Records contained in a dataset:
⁂

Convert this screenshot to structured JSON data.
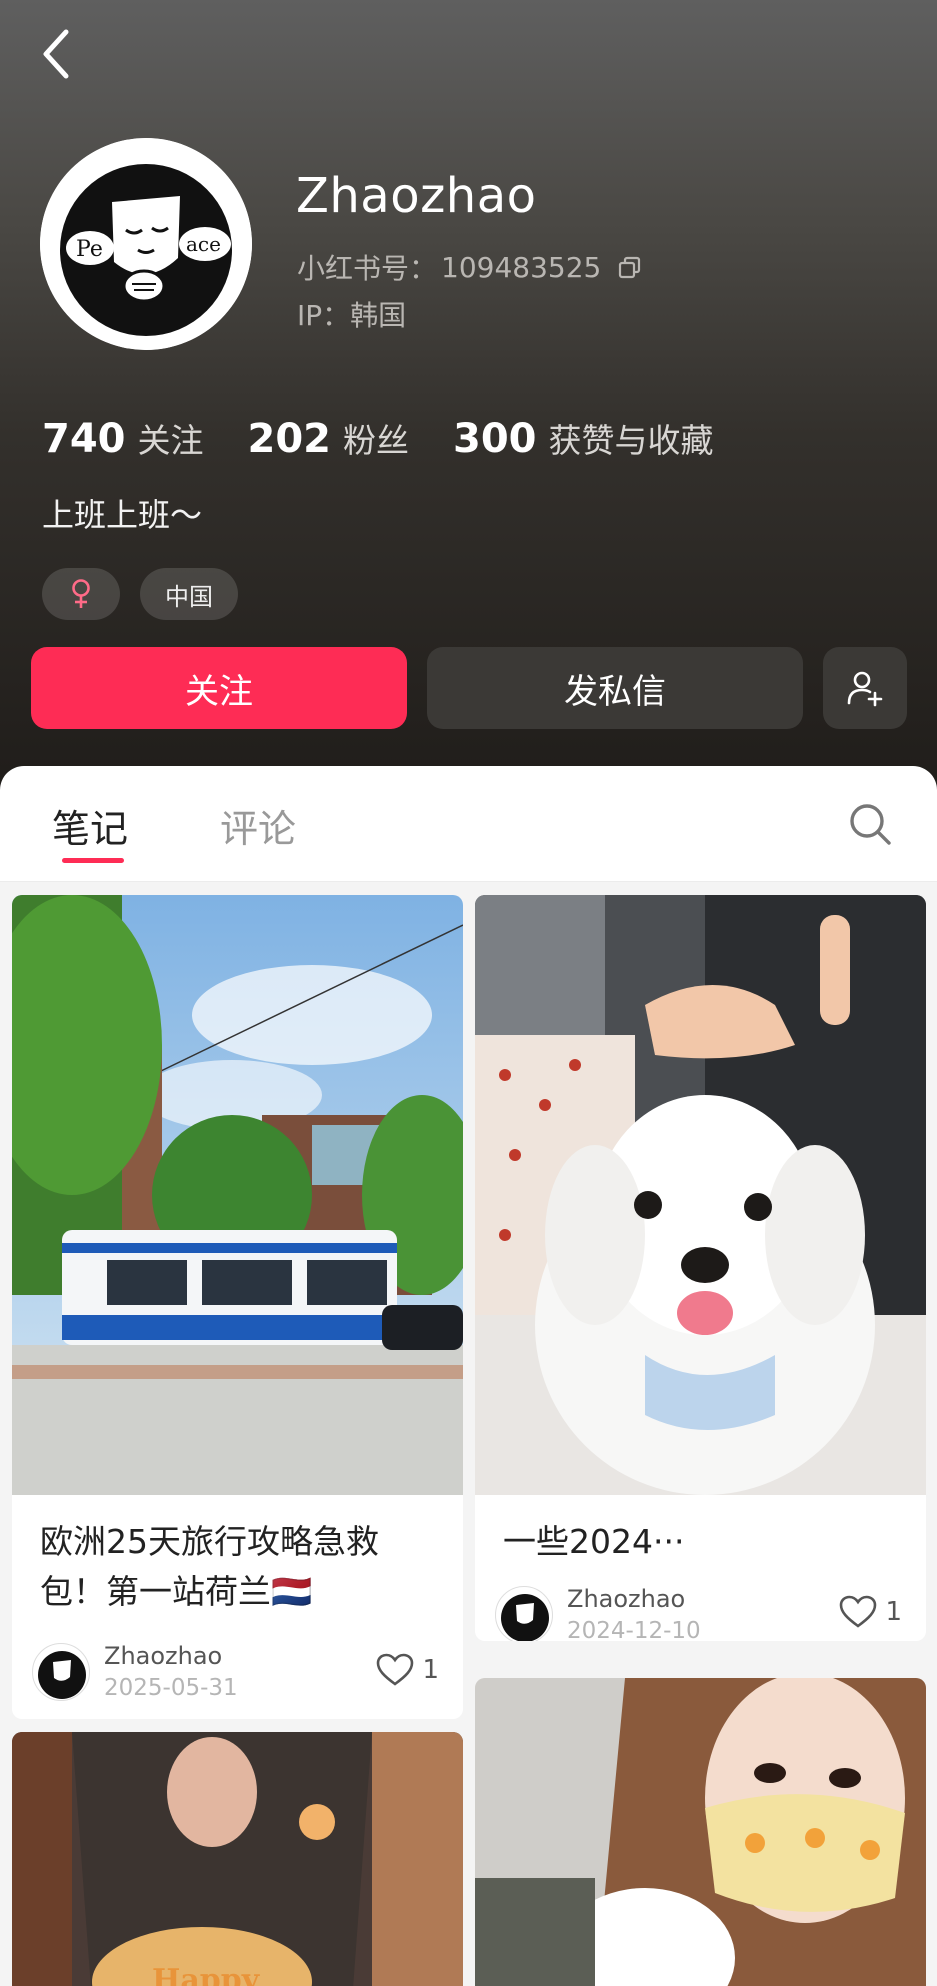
{
  "profile": {
    "nickname": "Zhaozhao",
    "id_label": "小红书号：",
    "id_value": "109483525",
    "ip_label": "IP：韩国",
    "bio": "上班上班～",
    "avatar_text_left": "Pe",
    "avatar_text_right": "ace"
  },
  "stats": [
    {
      "num": "740",
      "label": "关注"
    },
    {
      "num": "202",
      "label": "粉丝"
    },
    {
      "num": "300",
      "label": "获赞与收藏"
    }
  ],
  "tags": {
    "gender_icon": "female-icon",
    "region": "中国"
  },
  "actions": {
    "follow": "关注",
    "message": "发私信",
    "add_friend_icon": "add-user-icon"
  },
  "tabs": {
    "notes": "笔记",
    "comments": "评论",
    "active": "notes",
    "search_icon": "search-icon"
  },
  "colors": {
    "accent": "#fe2c55",
    "header_top": "#5f5f5f",
    "header_bottom": "#201d1a",
    "button_dark": "#3b3936"
  },
  "notes": [
    {
      "title_line1": "欧洲25天旅行攻略急救",
      "title_line2": "包！第一站荷兰🇳🇱",
      "author": "Zhaozhao",
      "date": "2025-05-31",
      "likes": "1"
    },
    {
      "title_line1": "一些2024···",
      "author": "Zhaozhao",
      "date": "2024-12-10",
      "likes": "1"
    },
    {
      "cake_text": "Happy"
    },
    {}
  ]
}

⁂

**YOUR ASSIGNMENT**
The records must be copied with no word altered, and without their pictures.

**SOLUTION TO THIS PROBLEM**
Convert this screenshot to structured JSON data.
{
  "profile": {
    "nickname": "Zhaozhao",
    "id_label": "小红书号：",
    "id_value": "109483525",
    "ip_label": "IP：韩国",
    "bio": "上班上班～",
    "avatar_text_left": "Pe",
    "avatar_text_right": "ace"
  },
  "stats": [
    {
      "num": "740",
      "label": "关注"
    },
    {
      "num": "202",
      "label": "粉丝"
    },
    {
      "num": "300",
      "label": "获赞与收藏"
    }
  ],
  "tags": {
    "gender_icon": "female-icon",
    "region": "中国"
  },
  "actions": {
    "follow": "关注",
    "message": "发私信",
    "add_friend_icon": "add-user-icon"
  },
  "tabs": {
    "notes": "笔记",
    "comments": "评论",
    "active": "notes",
    "search_icon": "search-icon"
  },
  "colors": {
    "accent": "#fe2c55",
    "header_top": "#5f5f5f",
    "header_bottom": "#201d1a",
    "button_dark": "#3b3936"
  },
  "notes": [
    {
      "title_line1": "欧洲25天旅行攻略急救",
      "title_line2": "包！第一站荷兰🇳🇱",
      "author": "Zhaozhao",
      "date": "2025-05-31",
      "likes": "1"
    },
    {
      "title_line1": "一些2024···",
      "author": "Zhaozhao",
      "date": "2024-12-10",
      "likes": "1"
    },
    {
      "cake_text": "Happy"
    },
    {}
  ]
}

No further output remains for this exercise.